Opening up about the diagnosis during an Instagram Live, he explained he was still learning about the condition, which causes a person to make involuntary sounds and movements.
He spoke openly in the Netflix documentary about his mental health, and when asked about it, doesn't mince his words.
"I was worried with the documentary as well about it becoming, because documentaries, at the end of the day, are like propaganda," he says.
"There is this weird thing of being like 'look how amazing this person is' so I really tried not to get involved in editing it, you just need to let it be because otherwise you can smell it a mile off.
"The thing with mental health in the music industry is it's a massive thing and people are talking about it way more now."
He cites his appearance on Steven Bartlett's Diary of a CEO podcast as "the first time I've ever felt like people understood what I was talking about when I was talking about mental health because everything I'd seen online or spoken about by other people, I just couldn't relate to what they were saying.
"And that's not me saying that other people are being disingenuous, I've just never really seen someone pinpoint what I was talking about, or what I felt like at least until I said it and then I had other people online, being like 'Oh, I do this exact same thing as he does', it was almost therapeutic for me to be like 'Oh, I'm not mental, other people are experiencing this'.
"The pool of people in the world who are going to make a documentary about their mental health is so small. Don't look to celebrities for your kinship in your struggles with mental health, it's the people around you that going to understand what you're going through more than anything else.

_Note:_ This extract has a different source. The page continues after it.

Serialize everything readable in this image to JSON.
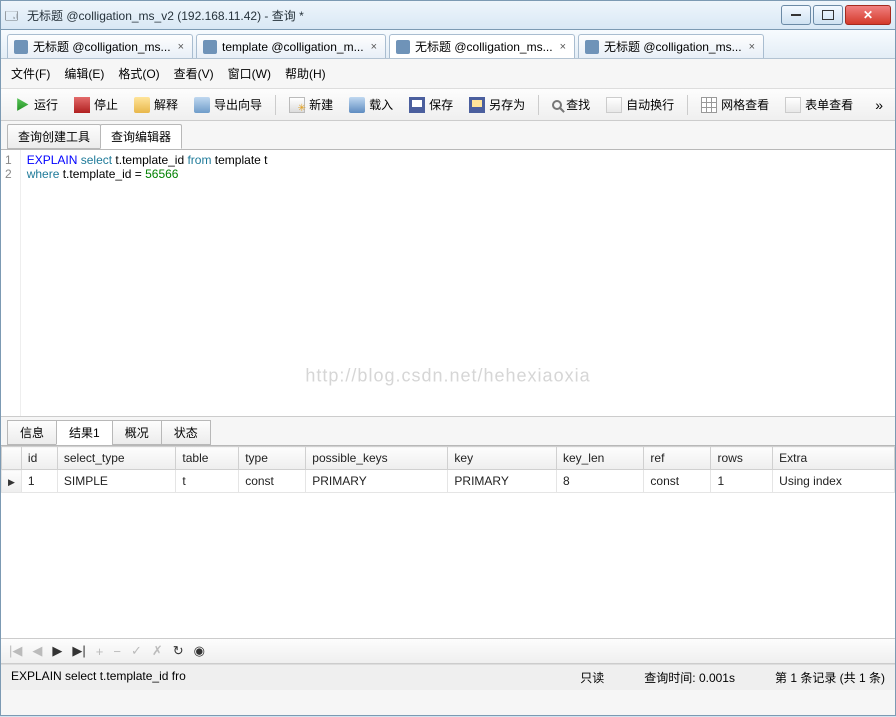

"That's what I found, rather selfishly I guess, what was essentially an extremely expensive therapy session in making the documentary. I am not special at all in my suffering and that's a very comforting thing."
Asked about the new album and his thought process going into it, he's clear on the messaging: "I just want to write good songs. I think that's my aim all the time."
"Some of the reactions to some of the songs has been really special. I'm glad to have it out. I didn't chart a musical path, I just let all the songs be what they were going to be and that's why I think you get that the classic 'me moaning about relationships'. Stuff about mental health, and you get a song that is very 80s.
"So it's a bit of a smorgasbord. I didn't really have any musical itch I wanted to scratch in terms of style, I just wanted to write good songs."
:: Broken By Desire To Be Heavenly Sent is out now. Lewis Capaldi plays Vital in Belfast on September 3 (sold-out).